Scenarios need to be contexted against the costs of preventing them.

And we are back to is 1.5 sea level rise a big deal ?
In contexting you have to think whether it’s worth spending money now or saving it for when you are more certain. Looking at the new Panama Canal project makes me think there is immense scope for re-engineering to lower world sea level. Even parts of the The Vestfold Hills in the Antarctic are 30m below sea level. The shoreline of the Dead Sea is approximately 413 meters below sea level. World list of places below sea level
I guess you could set a process to continually mine the bottom of the sea, so deepening it.

Sep 20, 2016 at 11:47 AM | Registered Commenterstewgreen

There is truth, and there is narrative. And since some people can end up in a bubble world they can all too easily drift into keeping to narrative,but from the outside that can be spotted. That is the danger of not properly engaging with the outside.

Sep 20, 2016 at 1:49 PM | Registered Commenterstewgreen

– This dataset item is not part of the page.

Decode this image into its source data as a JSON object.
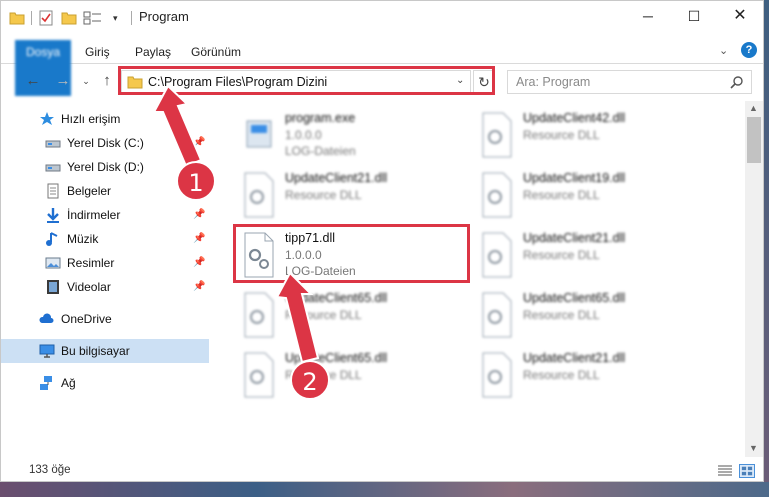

The BBC has always been biased on this and other subjects.

Newbies will not be aware of the Trust declarations or the report by Steve Jones.
They will not know about the decision to ban effectively any criticism of climate change theory.

Don't take my word for it. Try this test:

Look for BBC reports that question the CO2 total control of climate change. You will not find any.

Look for the daily crisis within the NHS.
When there is no NHS crisis on a particular day, look for the one reported by the BBC based on an FOI request by the BBC. The BBC trawl FOI results for a crisis to maintain the daily theme.

Whenever there is any anti-immigration sentiment in the news, look for the pro-immigration campaign launched by the BBC to influence public opinion with lots of positive immigration stories and interviews.

The culturally ingrained BBC bias in these matters becomes obvious when you look out for them. Don't believe me, check them out for yourself.

Sep 23, 2016 at 7:48 PM | Unregistered CommenterSchrodinger's Cat